  • ITOH Peonies have advantages over the other peonies in that: the stems are stronger and can hold its flower upright. At maturity, they are known for having up to 50 blooms on one plant. Although the ITOH peonies have foliage and blooms like a tree peony, the must be cut back in the fall.
Peonies come in types known as singles, doubles, and semi-doubles, many beautiful colors, and those that bloom early in the season, mid-season, and later in the season. Some growers also have what are known as “Bomb” Doubles and Japanese and Anemone peonies.

Often confused with the planting techniques of a bulb, tubers differ in that they should not be buried too deep. One to two inches is the suggested depth. Ginnie says that if the tuber is buried to deep, the plant will be weak and not produce blooms and if buried too shallow, buds will not form. Potted peonies are planted right away or left to potted, ready to plant in the fall.

Rather easy to care for, peonies offer a elegant show of beauty each spring, plants growing in size and blooms growing in number as the years go by.

Bouquet of Mixed Colors

As I stand and watch the Deasons sell single to armfuls of blooms and pots of healthy plants, they do it with joy and smiling faces. Selling a peony must feel like you’re decorating the world with heavenly beauty.

“I hope some day to meet God, because I want to thank Him for the flowers.”  ~Robert Brault

You can learn more about the Deason’s Peonies by going to their website here or by emailing Ginnie for more information. 

My favorite? Coral Charm. But like Ginnie, my favorites change – to whatever I happen to be looking at at that moment.

“Coral Charm”



Saturday was Beautiful in Southern Oregon. Sunday, too.


Isaiah 1:18

“Come now, let us settle the matter,” says the Lord. 

“Though your sins are like scarlet, they shall be as white as snow; 

though they are red as crimson, they shall be like wool.


Luke 12:27

“Consider how the wild flowers grow. 

They do not labor or spin. Yet I tell you, 

not even Solomon in all his splendor was dressed like one of these.”


Psalm 91:4

He will cover you with his feathers

and under his wings you will find refuge; 

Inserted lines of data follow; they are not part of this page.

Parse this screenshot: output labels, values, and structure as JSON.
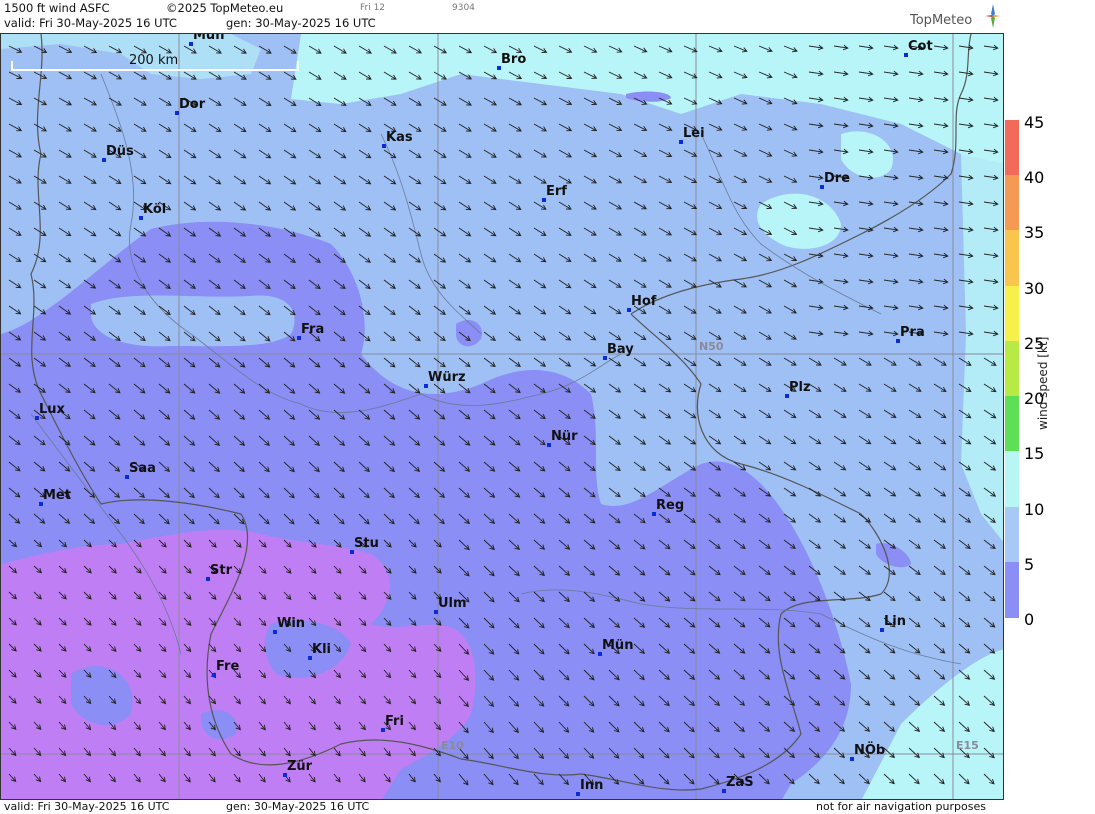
{
  "header": {
    "product": "1500 ft wind ASFC",
    "copyright": "©2025 TopMeteo.eu",
    "tag1": "Fri 12",
    "tag2": "9304",
    "valid": "valid:  Fri  30-May-2025  16 UTC",
    "gen": "gen:  30-May-2025 16 UTC",
    "logo_text": "TopMeteo"
  },
  "footer": {
    "valid": "valid:  Fri  30-May-2025  16 UTC",
    "gen": "gen:  30-May-2025 16 UTC",
    "disclaimer": "not for air navigation purposes"
  },
  "scale_bar": {
    "label": "200 km"
  },
  "grid_labels": {
    "lat": "N50",
    "lon1": "E10",
    "lon2": "E15"
  },
  "cities": [
    {
      "name": "Mün",
      "id": "mun-top"
    },
    {
      "name": "Bro",
      "id": "bro"
    },
    {
      "name": "Cot",
      "id": "cot"
    },
    {
      "name": "Dor",
      "id": "dor"
    },
    {
      "name": "Kas",
      "id": "kas"
    },
    {
      "name": "Lei",
      "id": "lei"
    },
    {
      "name": "Düs",
      "id": "dus"
    },
    {
      "name": "Erf",
      "id": "erf"
    },
    {
      "name": "Dre",
      "id": "dre"
    },
    {
      "name": "Köl",
      "id": "kol"
    },
    {
      "name": "Hof",
      "id": "hof"
    },
    {
      "name": "Fra",
      "id": "fra"
    },
    {
      "name": "Pra",
      "id": "pra"
    },
    {
      "name": "Bay",
      "id": "bay"
    },
    {
      "name": "Würz",
      "id": "wur"
    },
    {
      "name": "Plz",
      "id": "plz"
    },
    {
      "name": "Lux",
      "id": "lux"
    },
    {
      "name": "Nür",
      "id": "nur"
    },
    {
      "name": "Saa",
      "id": "saa"
    },
    {
      "name": "Met",
      "id": "met"
    },
    {
      "name": "Reg",
      "id": "reg"
    },
    {
      "name": "Stu",
      "id": "stu"
    },
    {
      "name": "Str",
      "id": "str"
    },
    {
      "name": "Ulm",
      "id": "ulm"
    },
    {
      "name": "Win",
      "id": "win"
    },
    {
      "name": "Lin",
      "id": "lin"
    },
    {
      "name": "Kli",
      "id": "kli"
    },
    {
      "name": "Mün",
      "id": "mun"
    },
    {
      "name": "Fre",
      "id": "fre"
    },
    {
      "name": "Fri",
      "id": "fri"
    },
    {
      "name": "NÖb",
      "id": "nob"
    },
    {
      "name": "Zür",
      "id": "zur"
    },
    {
      "name": "ZaS",
      "id": "zas"
    },
    {
      "name": "Inn",
      "id": "inn"
    }
  ],
  "legend": {
    "label": "wind speed [kt]",
    "ticks": [
      "45",
      "40",
      "35",
      "30",
      "25",
      "20",
      "15",
      "10",
      "5",
      "0"
    ],
    "colors": [
      "#f26a5a",
      "#f59a55",
      "#f8c64c",
      "#f5f04a",
      "#b8ea45",
      "#5ee056",
      "#b8f5f5",
      "#a8c8f5",
      "#8a8ef5",
      "#c07ef5"
    ]
  },
  "map_colors": {
    "calm": "#c07ef5",
    "light": "#8a8ef5",
    "moderate": "#9fc0f5",
    "fresh": "#b8f5f8"
  }
}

his faithfulness will be your shield and rampart.



1 Peter 2:25

For you have been born again, not of perishable seed, 

but of imperishable, through the living and enduring word of God. For,

“All people are like grass,

and all their glory is like the flowers of the field;

the grass withers and the flowers fall,

but the word of the Lord endures forever.”

And this is the word that was preached to you.


Luke 12:27

“Consider how the wild flowers grow. They do not labor or spin. 

Yet I tell you, not even Solomon in all his splendor was dressed like one of these.


 Psalm 104:12 

The birds of the sky nest by the waters; 

they sing among the branches.


The desert and the parched land will be glad;
the wilderness will rejoice and blossom.
Like the crocus, it will burst into bloom;
it will rejoice greatly and shout for joy.
The glory of Lebanon will be given to it,
the splendor of Carmel and Sharon;
they will see the glory of the Lord,
the splendor of our God.
Strengthen the feeble hands,
steady the knees that give way;
say to those with fearful hearts,
“Be strong, do not fear;
your God will come,
he will come with vengeance;
with divine retribution
he will come to save you.”
Then will the eyes of the blind be opened
and the ears of the deaf unstopped.
Then will the lame leap like a deer,
and the mute tongue shout for joy.
Water will gush forth in the wilderness
and streams in the desert.
The burning sand will become a pool,
the thirsty ground bubbling springs.
In the haunts where jackals once lay,
grass and reeds and papyrus will grow.
And a highway will be there;
it will be called the Way of Holiness;
it will be for those who walk on that Way.
The unclean will not journey on it;
wicked fools will not go about on it.
No lion will be there,
nor any ravenous beast;
they will not be found there.
But only the redeemed will walk there,
and those the Lord has rescued will return.
They will enter Zion with singing;
everlasting joy will crown their heads.
Gladness and joy will overtake them,
and sorrow and sighing will flee away.